● **EXERCISE GOAL**:
The data should be printed in full, character for character.
##### TASK INPUTS #####
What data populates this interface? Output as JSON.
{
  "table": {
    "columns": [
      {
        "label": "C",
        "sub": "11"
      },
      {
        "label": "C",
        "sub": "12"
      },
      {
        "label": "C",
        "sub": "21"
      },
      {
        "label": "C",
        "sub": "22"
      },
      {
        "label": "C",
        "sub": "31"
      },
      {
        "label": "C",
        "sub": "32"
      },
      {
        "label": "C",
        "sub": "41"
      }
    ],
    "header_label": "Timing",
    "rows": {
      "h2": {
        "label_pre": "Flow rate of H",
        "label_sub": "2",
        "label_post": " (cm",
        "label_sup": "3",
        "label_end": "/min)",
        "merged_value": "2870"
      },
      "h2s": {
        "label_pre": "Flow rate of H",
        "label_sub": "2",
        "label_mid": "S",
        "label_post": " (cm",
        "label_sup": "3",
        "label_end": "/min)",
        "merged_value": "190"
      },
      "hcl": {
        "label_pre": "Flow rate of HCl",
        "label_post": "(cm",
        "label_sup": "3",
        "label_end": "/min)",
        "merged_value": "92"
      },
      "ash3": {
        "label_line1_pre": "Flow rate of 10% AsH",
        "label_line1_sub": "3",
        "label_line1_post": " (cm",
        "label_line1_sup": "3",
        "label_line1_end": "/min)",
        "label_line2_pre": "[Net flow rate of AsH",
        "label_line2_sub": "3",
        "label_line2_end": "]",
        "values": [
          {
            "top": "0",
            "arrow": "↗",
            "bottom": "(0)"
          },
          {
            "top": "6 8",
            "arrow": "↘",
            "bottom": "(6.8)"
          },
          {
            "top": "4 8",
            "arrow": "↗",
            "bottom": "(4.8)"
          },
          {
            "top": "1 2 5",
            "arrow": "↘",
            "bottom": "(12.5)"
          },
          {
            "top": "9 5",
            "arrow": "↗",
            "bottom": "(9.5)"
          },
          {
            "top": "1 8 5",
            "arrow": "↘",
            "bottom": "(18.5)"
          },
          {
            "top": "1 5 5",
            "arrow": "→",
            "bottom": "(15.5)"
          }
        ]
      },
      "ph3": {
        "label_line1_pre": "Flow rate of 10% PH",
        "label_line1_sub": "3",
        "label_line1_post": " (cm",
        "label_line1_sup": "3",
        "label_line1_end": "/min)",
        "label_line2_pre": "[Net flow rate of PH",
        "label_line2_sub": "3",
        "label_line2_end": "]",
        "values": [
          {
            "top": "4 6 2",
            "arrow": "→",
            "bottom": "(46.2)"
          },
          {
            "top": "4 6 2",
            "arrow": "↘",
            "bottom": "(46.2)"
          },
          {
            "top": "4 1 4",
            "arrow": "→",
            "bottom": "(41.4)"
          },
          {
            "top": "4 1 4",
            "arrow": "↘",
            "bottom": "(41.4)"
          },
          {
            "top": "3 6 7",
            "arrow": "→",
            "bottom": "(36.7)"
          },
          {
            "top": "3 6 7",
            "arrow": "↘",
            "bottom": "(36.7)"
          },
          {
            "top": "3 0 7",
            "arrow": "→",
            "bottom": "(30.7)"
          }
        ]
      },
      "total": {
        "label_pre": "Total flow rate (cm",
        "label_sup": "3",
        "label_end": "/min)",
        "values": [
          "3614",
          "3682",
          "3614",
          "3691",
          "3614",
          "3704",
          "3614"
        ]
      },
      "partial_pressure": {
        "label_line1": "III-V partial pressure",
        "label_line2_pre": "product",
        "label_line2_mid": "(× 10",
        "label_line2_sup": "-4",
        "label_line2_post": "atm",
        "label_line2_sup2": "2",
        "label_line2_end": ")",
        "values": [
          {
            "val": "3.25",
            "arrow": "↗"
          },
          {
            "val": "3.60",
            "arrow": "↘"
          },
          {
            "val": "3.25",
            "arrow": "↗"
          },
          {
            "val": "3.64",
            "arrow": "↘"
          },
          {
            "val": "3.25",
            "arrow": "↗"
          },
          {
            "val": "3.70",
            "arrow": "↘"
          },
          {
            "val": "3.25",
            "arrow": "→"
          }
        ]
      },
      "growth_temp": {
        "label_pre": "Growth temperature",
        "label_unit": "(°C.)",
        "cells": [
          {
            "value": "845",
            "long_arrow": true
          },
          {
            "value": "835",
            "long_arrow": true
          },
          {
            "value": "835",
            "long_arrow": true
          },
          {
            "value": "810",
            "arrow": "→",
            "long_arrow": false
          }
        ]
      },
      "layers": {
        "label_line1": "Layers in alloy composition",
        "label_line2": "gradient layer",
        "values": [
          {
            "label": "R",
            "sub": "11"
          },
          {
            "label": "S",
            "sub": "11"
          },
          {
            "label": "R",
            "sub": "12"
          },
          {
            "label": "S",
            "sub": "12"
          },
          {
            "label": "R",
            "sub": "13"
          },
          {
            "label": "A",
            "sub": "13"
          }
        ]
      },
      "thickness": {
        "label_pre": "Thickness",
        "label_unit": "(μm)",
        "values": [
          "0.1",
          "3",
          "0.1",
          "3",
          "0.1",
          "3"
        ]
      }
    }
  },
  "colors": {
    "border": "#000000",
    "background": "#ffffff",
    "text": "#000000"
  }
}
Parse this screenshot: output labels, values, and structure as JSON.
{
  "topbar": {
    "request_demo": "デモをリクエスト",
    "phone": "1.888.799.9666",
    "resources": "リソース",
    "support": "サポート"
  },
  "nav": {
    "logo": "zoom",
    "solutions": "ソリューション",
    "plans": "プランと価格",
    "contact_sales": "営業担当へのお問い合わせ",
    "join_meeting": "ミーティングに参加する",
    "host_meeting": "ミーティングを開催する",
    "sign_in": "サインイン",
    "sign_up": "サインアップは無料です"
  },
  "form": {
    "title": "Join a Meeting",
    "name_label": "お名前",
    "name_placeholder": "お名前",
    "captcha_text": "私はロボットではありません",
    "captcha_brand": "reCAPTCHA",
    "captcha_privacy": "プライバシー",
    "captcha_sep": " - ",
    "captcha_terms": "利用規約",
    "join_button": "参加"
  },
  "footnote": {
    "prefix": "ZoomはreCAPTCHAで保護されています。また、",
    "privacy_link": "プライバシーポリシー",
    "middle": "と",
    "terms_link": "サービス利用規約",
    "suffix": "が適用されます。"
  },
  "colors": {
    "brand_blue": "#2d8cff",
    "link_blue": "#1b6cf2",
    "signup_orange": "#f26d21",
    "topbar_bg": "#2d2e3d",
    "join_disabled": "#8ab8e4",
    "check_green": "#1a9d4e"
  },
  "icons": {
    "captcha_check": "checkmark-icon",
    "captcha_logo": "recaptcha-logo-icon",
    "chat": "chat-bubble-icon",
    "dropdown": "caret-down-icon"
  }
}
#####
● **ANSWER SECTION**:
What data populates this interface? Output as JSON.
{
  "table": {
    "columns": [
      {
        "label": "C",
        "sub": "11"
      },
      {
        "label": "C",
        "sub": "12"
      },
      {
        "label": "C",
        "sub": "21"
      },
      {
        "label": "C",
        "sub": "22"
      },
      {
        "label": "C",
        "sub": "31"
      },
      {
        "label": "C",
        "sub": "32"
      },
      {
        "label": "C",
        "sub": "41"
      }
    ],
    "header_label": "Timing",
    "rows": {
      "h2": {
        "label_pre": "Flow rate of H",
        "label_sub": "2",
        "label_post": " (cm",
        "label_sup": "3",
        "label_end": "/min)",
        "merged_value": "2870"
      },
      "h2s": {
        "label_pre": "Flow rate of H",
        "label_sub": "2",
        "label_mid": "S",
        "label_post": " (cm",
        "label_sup": "3",
        "label_end": "/min)",
        "merged_value": "190"
      },
      "hcl": {
        "label_pre": "Flow rate of HCl",
        "label_post": "(cm",
        "label_sup": "3",
        "label_end": "/min)",
        "merged_value": "92"
      },
      "ash3": {
        "label_line1_pre": "Flow rate of 10% AsH",
        "label_line1_sub": "3",
        "label_line1_post": " (cm",
        "label_line1_sup": "3",
        "label_line1_end": "/min)",
        "label_line2_pre": "[Net flow rate of AsH",
        "label_line2_sub": "3",
        "label_line2_end": "]",
        "values": [
          {
            "top": "0",
            "arrow": "↗",
            "bottom": "(0)"
          },
          {
            "top": "6 8",
            "arrow": "↘",
            "bottom": "(6.8)"
          },
          {
            "top": "4 8",
            "arrow": "↗",
            "bottom": "(4.8)"
          },
          {
            "top": "1 2 5",
            "arrow": "↘",
            "bottom": "(12.5)"
          },
          {
            "top": "9 5",
            "arrow": "↗",
            "bottom": "(9.5)"
          },
          {
            "top": "1 8 5",
            "arrow": "↘",
            "bottom": "(18.5)"
          },
          {
            "top": "1 5 5",
            "arrow": "→",
            "bottom": "(15.5)"
          }
        ]
      },
      "ph3": {
        "label_line1_pre": "Flow rate of 10% PH",
        "label_line1_sub": "3",
        "label_line1_post": " (cm",
        "label_line1_sup": "3",
        "label_line1_end": "/min)",
        "label_line2_pre": "[Net flow rate of PH",
        "label_line2_sub": "3",
        "label_line2_end": "]",
        "values": [
          {
            "top": "4 6 2",
            "arrow": "→",
            "bottom": "(46.2)"
          },
          {
            "top": "4 6 2",
            "arrow": "↘",
            "bottom": "(46.2)"
          },
          {
            "top": "4 1 4",
            "arrow": "→",
            "bottom": "(41.4)"
          },
          {
            "top": "4 1 4",
            "arrow": "↘",
            "bottom": "(41.4)"
          },
          {
            "top": "3 6 7",
            "arrow": "→",
            "bottom": "(36.7)"
          },
          {
            "top": "3 6 7",
            "arrow": "↘",
            "bottom": "(36.7)"
          },
          {
            "top": "3 0 7",
            "arrow": "→",
            "bottom": "(30.7)"
          }
        ]
      },
      "total": {
        "label_pre": "Total flow rate (cm",
        "label_sup": "3",
        "label_end": "/min)",
        "values": [
          "3614",
          "3682",
          "3614",
          "3691",
          "3614",
          "3704",
          "3614"
        ]
      },
      "partial_pressure": {
        "label_line1": "III-V partial pressure",
        "label_line2_pre": "product",
        "label_line2_mid": "(× 10",
        "label_line2_sup": "-4",
        "label_line2_post": "atm",
        "label_line2_sup2": "2",
        "label_line2_end": ")",
        "values": [
          {
            "val": "3.25",
            "arrow": "↗"
          },
          {
            "val": "3.60",
            "arrow": "↘"
          },
          {
            "val": "3.25",
            "arrow": "↗"
          },
          {
            "val": "3.64",
            "arrow": "↘"
          },
          {
            "val": "3.25",
            "arrow": "↗"
          },
          {
            "val": "3.70",
            "arrow": "↘"
          },
          {
            "val": "3.25",
            "arrow": "→"
          }
        ]
      },
      "growth_temp": {
        "label_pre": "Growth temperature",
        "label_unit": "(°C.)",
        "cells": [
          {
            "value": "845",
            "long_arrow": true
          },
          {
            "value": "835",
            "long_arrow": true
          },
          {
            "value": "835",
            "long_arrow": true
          },
          {
            "value": "810",
            "arrow": "→",
            "long_arrow": false
          }
        ]
      },
      "layers": {
        "label_line1": "Layers in alloy composition",
        "label_line2": "gradient layer",
        "values": [
          {
            "label": "R",
            "sub": "11"
          },
          {
            "label": "S",
            "sub": "11"
          },
          {
            "label": "R",
            "sub": "12"
          },
          {
            "label": "S",
            "sub": "12"
          },
          {
            "label": "R",
            "sub": "13"
          },
          {
            "label": "A",
            "sub": "13"
          }
        ]
      },
      "thickness": {
        "label_pre": "Thickness",
        "label_unit": "(μm)",
        "values": [
          "0.1",
          "3",
          "0.1",
          "3",
          "0.1",
          "3"
        ]
      }
    }
  },
  "colors": {
    "border": "#000000",
    "background": "#ffffff",
    "text": "#000000"
  }
}
Parse this screenshot: output labels, values, and structure as JSON.
{
  "topbar": {
    "request_demo": "デモをリクエスト",
    "phone": "1.888.799.9666",
    "resources": "リソース",
    "support": "サポート"
  },
  "nav": {
    "logo": "zoom",
    "solutions": "ソリューション",
    "plans": "プランと価格",
    "contact_sales": "営業担当へのお問い合わせ",
    "join_meeting": "ミーティングに参加する",
    "host_meeting": "ミーティングを開催する",
    "sign_in": "サインイン",
    "sign_up": "サインアップは無料です"
  },
  "form": {
    "title": "Join a Meeting",
    "name_label": "お名前",
    "name_placeholder": "お名前",
    "captcha_text": "私はロボットではありません",
    "captcha_brand": "reCAPTCHA",
    "captcha_privacy": "プライバシー",
    "captcha_sep": " - ",
    "captcha_terms": "利用規約",
    "join_button": "参加"
  },
  "footnote": {
    "prefix": "ZoomはreCAPTCHAで保護されています。また、",
    "privacy_link": "プライバシーポリシー",
    "middle": "と",
    "terms_link": "サービス利用規約",
    "suffix": "が適用されます。"
  },
  "colors": {
    "brand_blue": "#2d8cff",
    "link_blue": "#1b6cf2",
    "signup_orange": "#f26d21",
    "topbar_bg": "#2d2e3d",
    "join_disabled": "#8ab8e4",
    "check_green": "#1a9d4e"
  },
  "icons": {
    "captcha_check": "checkmark-icon",
    "captcha_logo": "recaptcha-logo-icon",
    "chat": "chat-bubble-icon",
    "dropdown": "caret-down-icon"
  }
}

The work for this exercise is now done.